- _What is needed_: Please give the data below again in full, exactly as it stands.

──────

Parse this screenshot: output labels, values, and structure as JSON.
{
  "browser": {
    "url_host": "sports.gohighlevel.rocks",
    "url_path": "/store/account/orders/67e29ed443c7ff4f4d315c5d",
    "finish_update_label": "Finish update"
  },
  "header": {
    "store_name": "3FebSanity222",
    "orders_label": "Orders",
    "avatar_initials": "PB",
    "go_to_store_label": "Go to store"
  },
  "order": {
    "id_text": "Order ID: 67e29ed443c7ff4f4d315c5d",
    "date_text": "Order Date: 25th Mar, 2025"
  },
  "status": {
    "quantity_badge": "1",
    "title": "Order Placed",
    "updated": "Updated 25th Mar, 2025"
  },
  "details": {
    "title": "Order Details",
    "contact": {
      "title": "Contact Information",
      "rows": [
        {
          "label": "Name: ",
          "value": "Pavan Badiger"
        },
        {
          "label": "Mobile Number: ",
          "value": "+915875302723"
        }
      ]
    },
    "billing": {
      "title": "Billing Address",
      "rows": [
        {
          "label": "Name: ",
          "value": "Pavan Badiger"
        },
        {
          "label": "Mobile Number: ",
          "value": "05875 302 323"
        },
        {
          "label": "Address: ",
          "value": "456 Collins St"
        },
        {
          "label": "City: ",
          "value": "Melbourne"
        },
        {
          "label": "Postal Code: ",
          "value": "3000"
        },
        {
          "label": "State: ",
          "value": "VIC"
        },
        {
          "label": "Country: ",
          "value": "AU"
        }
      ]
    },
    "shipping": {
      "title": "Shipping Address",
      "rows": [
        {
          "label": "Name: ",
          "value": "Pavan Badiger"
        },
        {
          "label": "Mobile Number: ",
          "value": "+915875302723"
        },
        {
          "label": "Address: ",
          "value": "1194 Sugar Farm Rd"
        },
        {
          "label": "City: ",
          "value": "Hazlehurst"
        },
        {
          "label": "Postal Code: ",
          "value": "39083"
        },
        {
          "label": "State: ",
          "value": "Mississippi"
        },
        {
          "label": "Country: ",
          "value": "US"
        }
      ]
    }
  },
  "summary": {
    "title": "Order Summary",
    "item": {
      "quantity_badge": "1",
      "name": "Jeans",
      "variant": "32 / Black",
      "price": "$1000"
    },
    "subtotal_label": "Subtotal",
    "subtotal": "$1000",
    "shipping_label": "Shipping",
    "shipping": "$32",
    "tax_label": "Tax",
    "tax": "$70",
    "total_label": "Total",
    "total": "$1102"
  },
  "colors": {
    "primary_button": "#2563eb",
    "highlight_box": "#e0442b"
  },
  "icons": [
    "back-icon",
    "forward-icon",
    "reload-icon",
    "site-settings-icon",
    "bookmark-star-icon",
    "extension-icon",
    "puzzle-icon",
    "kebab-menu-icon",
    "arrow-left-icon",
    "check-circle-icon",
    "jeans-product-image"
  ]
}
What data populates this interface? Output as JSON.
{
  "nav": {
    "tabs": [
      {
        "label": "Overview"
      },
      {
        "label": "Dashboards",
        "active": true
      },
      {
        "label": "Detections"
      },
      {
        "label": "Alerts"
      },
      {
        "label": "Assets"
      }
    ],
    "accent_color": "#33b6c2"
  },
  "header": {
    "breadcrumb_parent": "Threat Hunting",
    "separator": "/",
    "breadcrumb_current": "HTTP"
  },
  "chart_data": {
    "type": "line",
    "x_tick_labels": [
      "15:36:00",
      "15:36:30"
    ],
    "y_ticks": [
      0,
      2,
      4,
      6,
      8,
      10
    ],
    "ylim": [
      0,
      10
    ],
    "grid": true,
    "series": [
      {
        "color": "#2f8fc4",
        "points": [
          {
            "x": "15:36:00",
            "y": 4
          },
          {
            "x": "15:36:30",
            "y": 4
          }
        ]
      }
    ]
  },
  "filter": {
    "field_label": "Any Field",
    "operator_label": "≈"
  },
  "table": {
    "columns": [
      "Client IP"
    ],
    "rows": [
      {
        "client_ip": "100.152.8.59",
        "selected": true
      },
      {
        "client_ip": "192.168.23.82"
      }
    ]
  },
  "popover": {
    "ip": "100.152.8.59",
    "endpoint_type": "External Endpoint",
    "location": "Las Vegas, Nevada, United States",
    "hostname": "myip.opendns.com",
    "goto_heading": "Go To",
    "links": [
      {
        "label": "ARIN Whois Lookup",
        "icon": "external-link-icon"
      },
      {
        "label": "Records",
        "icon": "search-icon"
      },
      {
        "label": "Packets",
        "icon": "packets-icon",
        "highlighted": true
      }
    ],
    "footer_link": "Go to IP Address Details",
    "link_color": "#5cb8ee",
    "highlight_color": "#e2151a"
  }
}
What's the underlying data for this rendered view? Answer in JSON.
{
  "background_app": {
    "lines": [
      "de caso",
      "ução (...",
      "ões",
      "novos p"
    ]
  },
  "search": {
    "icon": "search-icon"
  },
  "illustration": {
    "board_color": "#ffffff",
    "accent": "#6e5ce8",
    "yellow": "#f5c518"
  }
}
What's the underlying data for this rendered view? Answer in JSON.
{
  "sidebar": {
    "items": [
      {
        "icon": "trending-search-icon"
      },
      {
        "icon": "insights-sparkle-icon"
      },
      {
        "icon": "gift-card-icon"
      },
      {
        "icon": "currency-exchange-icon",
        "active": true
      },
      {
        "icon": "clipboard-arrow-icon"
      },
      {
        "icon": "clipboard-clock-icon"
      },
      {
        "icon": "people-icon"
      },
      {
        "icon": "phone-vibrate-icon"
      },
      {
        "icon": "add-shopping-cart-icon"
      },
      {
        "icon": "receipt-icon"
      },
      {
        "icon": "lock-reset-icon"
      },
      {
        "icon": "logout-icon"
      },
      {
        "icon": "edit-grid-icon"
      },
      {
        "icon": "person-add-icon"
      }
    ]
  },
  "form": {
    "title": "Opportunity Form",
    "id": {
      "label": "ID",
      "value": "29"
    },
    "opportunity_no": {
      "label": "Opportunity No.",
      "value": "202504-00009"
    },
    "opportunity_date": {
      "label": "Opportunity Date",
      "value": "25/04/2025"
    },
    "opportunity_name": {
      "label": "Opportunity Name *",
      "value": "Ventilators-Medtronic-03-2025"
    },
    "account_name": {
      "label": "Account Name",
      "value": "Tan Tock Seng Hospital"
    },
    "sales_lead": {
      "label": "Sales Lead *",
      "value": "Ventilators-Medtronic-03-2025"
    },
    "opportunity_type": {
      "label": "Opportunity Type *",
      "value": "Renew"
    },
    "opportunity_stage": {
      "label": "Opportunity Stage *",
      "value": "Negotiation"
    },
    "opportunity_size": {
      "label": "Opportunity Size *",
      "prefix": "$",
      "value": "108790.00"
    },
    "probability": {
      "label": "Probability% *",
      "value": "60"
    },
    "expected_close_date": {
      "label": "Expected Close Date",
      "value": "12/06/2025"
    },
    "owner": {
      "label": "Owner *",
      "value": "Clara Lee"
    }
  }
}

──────

- _Result for this exercise_:
Parse this screenshot: output labels, values, and structure as JSON.
{
  "browser": {
    "url_host": "sports.gohighlevel.rocks",
    "url_path": "/store/account/orders/67e29ed443c7ff4f4d315c5d",
    "finish_update_label": "Finish update"
  },
  "header": {
    "store_name": "3FebSanity222",
    "orders_label": "Orders",
    "avatar_initials": "PB",
    "go_to_store_label": "Go to store"
  },
  "order": {
    "id_text": "Order ID: 67e29ed443c7ff4f4d315c5d",
    "date_text": "Order Date: 25th Mar, 2025"
  },
  "status": {
    "quantity_badge": "1",
    "title": "Order Placed",
    "updated": "Updated 25th Mar, 2025"
  },
  "details": {
    "title": "Order Details",
    "contact": {
      "title": "Contact Information",
      "rows": [
        {
          "label": "Name: ",
          "value": "Pavan Badiger"
        },
        {
          "label": "Mobile Number: ",
          "value": "+915875302723"
        }
      ]
    },
    "billing": {
      "title": "Billing Address",
      "rows": [
        {
          "label": "Name: ",
          "value": "Pavan Badiger"
        },
        {
          "label": "Mobile Number: ",
          "value": "05875 302 323"
        },
        {
          "label": "Address: ",
          "value": "456 Collins St"
        },
        {
          "label": "City: ",
          "value": "Melbourne"
        },
        {
          "label": "Postal Code: ",
          "value": "3000"
        },
        {
          "label": "State: ",
          "value": "VIC"
        },
        {
          "label": "Country: ",
          "value": "AU"
        }
      ]
    },
    "shipping": {
      "title": "Shipping Address",
      "rows": [
        {
          "label": "Name: ",
          "value": "Pavan Badiger"
        },
        {
          "label": "Mobile Number: ",
          "value": "+915875302723"
        },
        {
          "label": "Address: ",
          "value": "1194 Sugar Farm Rd"
        },
        {
          "label": "City: ",
          "value": "Hazlehurst"
        },
        {
          "label": "Postal Code: ",
          "value": "39083"
        },
        {
          "label": "State: ",
          "value": "Mississippi"
        },
        {
          "label": "Country: ",
          "value": "US"
        }
      ]
    }
  },
  "summary": {
    "title": "Order Summary",
    "item": {
      "quantity_badge": "1",
      "name": "Jeans",
      "variant": "32 / Black",
      "price": "$1000"
    },
    "subtotal_label": "Subtotal",
    "subtotal": "$1000",
    "shipping_label": "Shipping",
    "shipping": "$32",
    "tax_label": "Tax",
    "tax": "$70",
    "total_label": "Total",
    "total": "$1102"
  },
  "colors": {
    "primary_button": "#2563eb",
    "highlight_box": "#e0442b"
  },
  "icons": [
    "back-icon",
    "forward-icon",
    "reload-icon",
    "site-settings-icon",
    "bookmark-star-icon",
    "extension-icon",
    "puzzle-icon",
    "kebab-menu-icon",
    "arrow-left-icon",
    "check-circle-icon",
    "jeans-product-image"
  ]
}
What data populates this interface? Output as JSON.
{
  "nav": {
    "tabs": [
      {
        "label": "Overview"
      },
      {
        "label": "Dashboards",
        "active": true
      },
      {
        "label": "Detections"
      },
      {
        "label": "Alerts"
      },
      {
        "label": "Assets"
      }
    ],
    "accent_color": "#33b6c2"
  },
  "header": {
    "breadcrumb_parent": "Threat Hunting",
    "separator": "/",
    "breadcrumb_current": "HTTP"
  },
  "chart_data": {
    "type": "line",
    "x_tick_labels": [
      "15:36:00",
      "15:36:30"
    ],
    "y_ticks": [
      0,
      2,
      4,
      6,
      8,
      10
    ],
    "ylim": [
      0,
      10
    ],
    "grid": true,
    "series": [
      {
        "color": "#2f8fc4",
        "points": [
          {
            "x": "15:36:00",
            "y": 4
          },
          {
            "x": "15:36:30",
            "y": 4
          }
        ]
      }
    ]
  },
  "filter": {
    "field_label": "Any Field",
    "operator_label": "≈"
  },
  "table": {
    "columns": [
      "Client IP"
    ],
    "rows": [
      {
        "client_ip": "100.152.8.59",
        "selected": true
      },
      {
        "client_ip": "192.168.23.82"
      }
    ]
  },
  "popover": {
    "ip": "100.152.8.59",
    "endpoint_type": "External Endpoint",
    "location": "Las Vegas, Nevada, United States",
    "hostname": "myip.opendns.com",
    "goto_heading": "Go To",
    "links": [
      {
        "label": "ARIN Whois Lookup",
        "icon": "external-link-icon"
      },
      {
        "label": "Records",
        "icon": "search-icon"
      },
      {
        "label": "Packets",
        "icon": "packets-icon",
        "highlighted": true
      }
    ],
    "footer_link": "Go to IP Address Details",
    "link_color": "#5cb8ee",
    "highlight_color": "#e2151a"
  }
}
What's the underlying data for this rendered view? Answer in JSON.
{
  "background_app": {
    "lines": [
      "de caso",
      "ução (...",
      "ões",
      "novos p"
    ]
  },
  "search": {
    "icon": "search-icon"
  },
  "illustration": {
    "board_color": "#ffffff",
    "accent": "#6e5ce8",
    "yellow": "#f5c518"
  }
}
What's the underlying data for this rendered view? Answer in JSON.
{
  "sidebar": {
    "items": [
      {
        "icon": "trending-search-icon"
      },
      {
        "icon": "insights-sparkle-icon"
      },
      {
        "icon": "gift-card-icon"
      },
      {
        "icon": "currency-exchange-icon",
        "active": true
      },
      {
        "icon": "clipboard-arrow-icon"
      },
      {
        "icon": "clipboard-clock-icon"
      },
      {
        "icon": "people-icon"
      },
      {
        "icon": "phone-vibrate-icon"
      },
      {
        "icon": "add-shopping-cart-icon"
      },
      {
        "icon": "receipt-icon"
      },
      {
        "icon": "lock-reset-icon"
      },
      {
        "icon": "logout-icon"
      },
      {
        "icon": "edit-grid-icon"
      },
      {
        "icon": "person-add-icon"
      }
    ]
  },
  "form": {
    "title": "Opportunity Form",
    "id": {
      "label": "ID",
      "value": "29"
    },
    "opportunity_no": {
      "label": "Opportunity No.",
      "value": "202504-00009"
    },
    "opportunity_date": {
      "label": "Opportunity Date",
      "value": "25/04/2025"
    },
    "opportunity_name": {
      "label": "Opportunity Name *",
      "value": "Ventilators-Medtronic-03-2025"
    },
    "account_name": {
      "label": "Account Name",
      "value": "Tan Tock Seng Hospital"
    },
    "sales_lead": {
      "label": "Sales Lead *",
      "value": "Ventilators-Medtronic-03-2025"
    },
    "opportunity_type": {
      "label": "Opportunity Type *",
      "value": "Renew"
    },
    "opportunity_stage": {
      "label": "Opportunity Stage *",
      "value": "Negotiation"
    },
    "opportunity_size": {
      "label": "Opportunity Size *",
      "prefix": "$",
      "value": "108790.00"
    },
    "probability": {
      "label": "Probability% *",
      "value": "60"
    },
    "expected_close_date": {
      "label": "Expected Close Date",
      "value": "12/06/2025"
    },
    "owner": {
      "label": "Owner *",
      "value": "Clara Lee"
    }
  }
}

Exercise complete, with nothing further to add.